However, I think the two dead rikishi held one of their press conferences at the Foreign Correspondent’s Club of Japan, that means there should exist an audio recording of the conference or a transcript. Any enterprising reporter who’d like to “dig up” that story and is in good health, good luck.
Also check out Tokyo Reporter’s summary of weekly magazine reporting on the dismal state of sumo affairs and organized crime links. As usual, Brett does a stellar job of putting the popular press spin on events into context: Sumo worlds ties to gangsters baseball betting have long legacy.
The Nagoya Tournament, which NHK is not broadcasting, opened as planned. A reporter friend in Nagoya says the police presence there is immense. It marks the first time that the Aichi Prefectural Police have posted organized crime control division detectives to guard the entrances and check for a yakuza presence. It isn’t just to keep the yakuza from watching the contest. The National Police Agency quietly fears that a sumo wrestler will be killed or have their “suicide” arranged by the Yamaguchi-gumi as a warning to others to keep their mouths shut. It only takes one death or serious assault to make thirty people suddenly very quiet and forgetful. This makes investigations difficult.
However, the yakuza don’t always have to use direct brute force to get a point across.

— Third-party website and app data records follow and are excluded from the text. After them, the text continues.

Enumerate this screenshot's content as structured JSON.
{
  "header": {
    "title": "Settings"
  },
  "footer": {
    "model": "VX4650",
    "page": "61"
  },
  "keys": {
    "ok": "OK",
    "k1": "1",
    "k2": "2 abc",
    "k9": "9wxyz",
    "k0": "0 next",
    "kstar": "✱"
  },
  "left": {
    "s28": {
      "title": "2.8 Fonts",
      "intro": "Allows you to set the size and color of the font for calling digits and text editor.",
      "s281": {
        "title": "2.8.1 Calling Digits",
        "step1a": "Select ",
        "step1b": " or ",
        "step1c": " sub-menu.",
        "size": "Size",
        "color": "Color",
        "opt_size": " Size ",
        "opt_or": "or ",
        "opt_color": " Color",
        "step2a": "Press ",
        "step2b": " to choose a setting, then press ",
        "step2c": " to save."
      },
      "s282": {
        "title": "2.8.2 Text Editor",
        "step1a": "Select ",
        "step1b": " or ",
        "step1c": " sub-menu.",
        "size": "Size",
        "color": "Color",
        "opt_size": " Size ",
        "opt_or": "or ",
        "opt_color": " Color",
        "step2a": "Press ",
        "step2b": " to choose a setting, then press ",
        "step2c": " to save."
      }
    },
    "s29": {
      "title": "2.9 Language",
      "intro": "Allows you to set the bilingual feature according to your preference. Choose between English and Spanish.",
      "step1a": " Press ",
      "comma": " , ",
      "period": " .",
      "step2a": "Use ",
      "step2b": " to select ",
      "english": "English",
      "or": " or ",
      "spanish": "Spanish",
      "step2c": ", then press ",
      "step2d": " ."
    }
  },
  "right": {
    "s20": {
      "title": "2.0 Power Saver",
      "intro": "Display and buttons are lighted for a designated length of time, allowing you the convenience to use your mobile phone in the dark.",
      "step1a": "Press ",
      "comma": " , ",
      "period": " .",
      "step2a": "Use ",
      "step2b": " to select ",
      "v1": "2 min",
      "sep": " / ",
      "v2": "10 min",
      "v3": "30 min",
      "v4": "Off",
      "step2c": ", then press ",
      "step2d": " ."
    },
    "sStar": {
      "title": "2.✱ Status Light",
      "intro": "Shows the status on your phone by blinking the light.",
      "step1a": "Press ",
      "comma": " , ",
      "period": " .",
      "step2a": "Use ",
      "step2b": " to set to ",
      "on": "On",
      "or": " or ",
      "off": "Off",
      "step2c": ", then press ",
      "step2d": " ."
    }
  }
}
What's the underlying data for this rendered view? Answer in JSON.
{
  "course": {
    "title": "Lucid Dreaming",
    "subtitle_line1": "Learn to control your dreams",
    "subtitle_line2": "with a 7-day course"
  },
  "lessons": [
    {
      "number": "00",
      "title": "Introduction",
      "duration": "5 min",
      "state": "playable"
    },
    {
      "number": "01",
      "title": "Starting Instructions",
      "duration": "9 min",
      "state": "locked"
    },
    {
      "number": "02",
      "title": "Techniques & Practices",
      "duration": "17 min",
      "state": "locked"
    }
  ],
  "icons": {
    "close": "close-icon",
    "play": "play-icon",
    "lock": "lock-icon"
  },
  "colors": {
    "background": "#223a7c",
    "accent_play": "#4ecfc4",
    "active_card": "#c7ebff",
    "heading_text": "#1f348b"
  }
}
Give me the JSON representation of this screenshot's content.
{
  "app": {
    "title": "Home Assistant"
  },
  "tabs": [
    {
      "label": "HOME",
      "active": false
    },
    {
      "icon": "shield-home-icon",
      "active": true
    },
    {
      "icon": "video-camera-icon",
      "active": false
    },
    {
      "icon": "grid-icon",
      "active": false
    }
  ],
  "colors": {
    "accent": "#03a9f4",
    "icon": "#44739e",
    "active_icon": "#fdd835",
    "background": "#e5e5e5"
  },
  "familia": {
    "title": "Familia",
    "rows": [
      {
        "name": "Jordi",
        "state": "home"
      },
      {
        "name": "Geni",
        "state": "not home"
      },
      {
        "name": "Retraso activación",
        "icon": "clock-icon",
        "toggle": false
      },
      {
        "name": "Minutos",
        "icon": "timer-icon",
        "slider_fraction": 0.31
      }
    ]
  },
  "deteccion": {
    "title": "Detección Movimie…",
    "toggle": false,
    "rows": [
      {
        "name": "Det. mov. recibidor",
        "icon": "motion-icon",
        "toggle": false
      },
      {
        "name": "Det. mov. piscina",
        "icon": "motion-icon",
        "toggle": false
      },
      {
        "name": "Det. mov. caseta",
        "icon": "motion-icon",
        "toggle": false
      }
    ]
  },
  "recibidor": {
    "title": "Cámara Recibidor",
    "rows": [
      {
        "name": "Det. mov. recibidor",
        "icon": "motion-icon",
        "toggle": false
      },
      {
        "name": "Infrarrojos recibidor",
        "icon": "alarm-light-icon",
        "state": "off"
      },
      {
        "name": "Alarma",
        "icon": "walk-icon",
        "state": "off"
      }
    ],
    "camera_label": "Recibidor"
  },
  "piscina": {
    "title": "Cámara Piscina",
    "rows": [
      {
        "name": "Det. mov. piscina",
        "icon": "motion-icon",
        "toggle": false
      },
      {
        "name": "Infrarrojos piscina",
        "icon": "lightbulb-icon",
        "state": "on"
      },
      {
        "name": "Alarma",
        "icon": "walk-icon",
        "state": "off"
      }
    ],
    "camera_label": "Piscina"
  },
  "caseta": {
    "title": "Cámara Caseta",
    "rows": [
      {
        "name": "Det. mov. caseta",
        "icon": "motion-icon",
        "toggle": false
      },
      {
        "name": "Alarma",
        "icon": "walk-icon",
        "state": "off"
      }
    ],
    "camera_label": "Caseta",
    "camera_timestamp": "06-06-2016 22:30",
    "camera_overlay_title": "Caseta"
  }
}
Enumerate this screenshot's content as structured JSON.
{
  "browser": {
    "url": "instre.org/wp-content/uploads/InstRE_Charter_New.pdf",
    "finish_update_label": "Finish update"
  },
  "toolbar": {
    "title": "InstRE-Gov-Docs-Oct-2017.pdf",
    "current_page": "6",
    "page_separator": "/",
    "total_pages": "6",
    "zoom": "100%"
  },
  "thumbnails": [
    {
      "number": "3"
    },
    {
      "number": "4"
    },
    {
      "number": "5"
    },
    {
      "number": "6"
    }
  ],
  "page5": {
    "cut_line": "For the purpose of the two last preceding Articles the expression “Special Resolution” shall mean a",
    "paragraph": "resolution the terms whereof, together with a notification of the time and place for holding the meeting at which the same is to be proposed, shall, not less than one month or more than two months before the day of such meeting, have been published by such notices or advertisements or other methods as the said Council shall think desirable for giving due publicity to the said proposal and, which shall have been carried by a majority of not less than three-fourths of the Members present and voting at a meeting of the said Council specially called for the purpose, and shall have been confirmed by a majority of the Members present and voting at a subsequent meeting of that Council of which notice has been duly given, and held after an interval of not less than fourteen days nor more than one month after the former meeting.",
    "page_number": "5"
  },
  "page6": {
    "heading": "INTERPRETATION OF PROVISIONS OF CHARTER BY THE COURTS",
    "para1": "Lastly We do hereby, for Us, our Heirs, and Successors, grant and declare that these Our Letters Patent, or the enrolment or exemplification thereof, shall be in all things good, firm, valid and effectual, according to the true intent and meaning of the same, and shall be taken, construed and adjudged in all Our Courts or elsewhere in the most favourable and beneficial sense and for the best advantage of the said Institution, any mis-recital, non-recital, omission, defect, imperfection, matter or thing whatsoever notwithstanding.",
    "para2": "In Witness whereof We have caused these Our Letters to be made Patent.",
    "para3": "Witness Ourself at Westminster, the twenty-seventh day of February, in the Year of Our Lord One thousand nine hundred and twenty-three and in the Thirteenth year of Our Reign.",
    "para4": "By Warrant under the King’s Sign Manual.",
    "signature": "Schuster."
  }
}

If I were a sumo wrestler who’d admitted to participating in gambling or had talked at length to the police, I’d be extremely careful when eating my chanko nabe; I’d probably insist on making my own, with no added secret ingredients.
Finally, Mori Kenji, a recently arrested Yamaguchi-gumi Kodokai member, was also reported to have attended Asashoryu’s birthday party last year. By now, no one should be surprised that the yakuza and the sumo wrestlers associate with each other–the question is just how symbiotic the relationship really has become. Recent reports suggest that many of the shops and businesses selling Sumo tickets are also run by the yakuza as well. What many fear is that when you remove the yakuza support and sponsorship of the Sumo wrestlers and the smaller Sumo stables, the whole thing will began to collapse under its own weight.
Update 07/12/2010 (corrections to previous posts are colored)
The Sumoforum.net has some very interesting posts on this subject, some poking holes in this article, some supporting it. In any event, most of it is rather intelligent discourse and polite–something quite rare for on-line forums about any subject. I could be wrong, of course. I will point out that what I wrote in Tokyo Vice in 2008 about Goto-gumi, Goto Tadamasa’s links to Sokagakkai and powerful politicians and his liver transplant at UCLA were more or less confirmed with the publication of Goto’s memoirs in May of 2010 (this year). He’s donating all of his profits on the book to charity, which is very nice of him. Just wanted to say that I’m right some of the time.
Anyway, reading the posts which express reasonable doubts made me decide to add more source materials where possible (although not everything could be found in English). Check out the forum yourself if you’re interested in following the story. I’m taking a break from it until the first arrests or perhaps until the TMPD files papers on the dead yakuza boss. (It’s a classic way of solving a case–blame it on a dead guy, file charges with the prosecutors (shoruisoken) and then call it a day. Case closed).